Records for the task:
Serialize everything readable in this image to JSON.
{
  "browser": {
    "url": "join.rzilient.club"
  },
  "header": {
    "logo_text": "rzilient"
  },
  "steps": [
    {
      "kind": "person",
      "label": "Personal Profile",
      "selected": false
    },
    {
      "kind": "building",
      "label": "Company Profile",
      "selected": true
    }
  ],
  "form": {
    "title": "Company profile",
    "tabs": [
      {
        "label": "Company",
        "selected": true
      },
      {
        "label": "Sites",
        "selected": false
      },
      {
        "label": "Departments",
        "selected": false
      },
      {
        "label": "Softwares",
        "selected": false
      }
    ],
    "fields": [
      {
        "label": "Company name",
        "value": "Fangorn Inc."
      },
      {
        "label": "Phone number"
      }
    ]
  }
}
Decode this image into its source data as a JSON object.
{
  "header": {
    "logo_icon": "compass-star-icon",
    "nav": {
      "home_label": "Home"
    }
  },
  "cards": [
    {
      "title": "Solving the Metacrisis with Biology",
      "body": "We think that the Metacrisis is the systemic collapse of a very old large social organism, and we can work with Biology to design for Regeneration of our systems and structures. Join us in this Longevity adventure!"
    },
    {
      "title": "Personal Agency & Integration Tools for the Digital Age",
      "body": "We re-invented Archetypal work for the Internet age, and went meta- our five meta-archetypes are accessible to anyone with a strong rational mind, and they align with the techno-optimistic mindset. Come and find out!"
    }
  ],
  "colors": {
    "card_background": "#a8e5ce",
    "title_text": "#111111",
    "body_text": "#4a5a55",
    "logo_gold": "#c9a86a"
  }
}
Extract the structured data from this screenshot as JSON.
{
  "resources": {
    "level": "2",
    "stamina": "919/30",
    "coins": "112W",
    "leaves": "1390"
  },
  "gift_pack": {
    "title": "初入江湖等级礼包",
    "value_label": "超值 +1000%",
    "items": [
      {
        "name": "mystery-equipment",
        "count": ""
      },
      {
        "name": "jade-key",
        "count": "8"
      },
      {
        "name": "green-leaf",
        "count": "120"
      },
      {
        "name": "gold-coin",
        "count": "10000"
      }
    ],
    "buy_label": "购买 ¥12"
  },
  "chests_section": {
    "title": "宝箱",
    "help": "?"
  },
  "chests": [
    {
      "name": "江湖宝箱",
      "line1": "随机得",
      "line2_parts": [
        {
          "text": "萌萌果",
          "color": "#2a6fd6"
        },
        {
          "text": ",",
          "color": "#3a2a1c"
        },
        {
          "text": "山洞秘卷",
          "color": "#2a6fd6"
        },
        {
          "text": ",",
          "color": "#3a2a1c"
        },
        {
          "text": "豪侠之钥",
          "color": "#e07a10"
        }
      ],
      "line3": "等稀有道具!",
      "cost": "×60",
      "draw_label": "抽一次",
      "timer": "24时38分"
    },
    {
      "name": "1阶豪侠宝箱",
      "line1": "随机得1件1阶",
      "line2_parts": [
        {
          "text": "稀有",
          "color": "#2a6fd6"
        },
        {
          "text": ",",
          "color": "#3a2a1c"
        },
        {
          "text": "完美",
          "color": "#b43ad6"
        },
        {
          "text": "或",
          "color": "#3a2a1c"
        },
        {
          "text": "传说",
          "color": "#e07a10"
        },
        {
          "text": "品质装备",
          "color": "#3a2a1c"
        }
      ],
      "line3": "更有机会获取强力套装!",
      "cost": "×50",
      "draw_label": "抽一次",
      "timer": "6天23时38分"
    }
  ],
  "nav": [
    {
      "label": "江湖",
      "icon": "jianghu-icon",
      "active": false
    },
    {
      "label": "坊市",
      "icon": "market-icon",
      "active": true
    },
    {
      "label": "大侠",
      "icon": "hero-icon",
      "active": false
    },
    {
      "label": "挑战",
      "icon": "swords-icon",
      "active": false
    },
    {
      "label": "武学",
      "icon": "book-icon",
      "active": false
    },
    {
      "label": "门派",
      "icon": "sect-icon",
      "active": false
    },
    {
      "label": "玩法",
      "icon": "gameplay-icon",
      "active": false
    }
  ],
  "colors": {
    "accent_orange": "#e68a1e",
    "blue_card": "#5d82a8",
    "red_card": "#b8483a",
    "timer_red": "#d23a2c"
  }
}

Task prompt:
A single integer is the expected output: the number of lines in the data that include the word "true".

Written solution:
3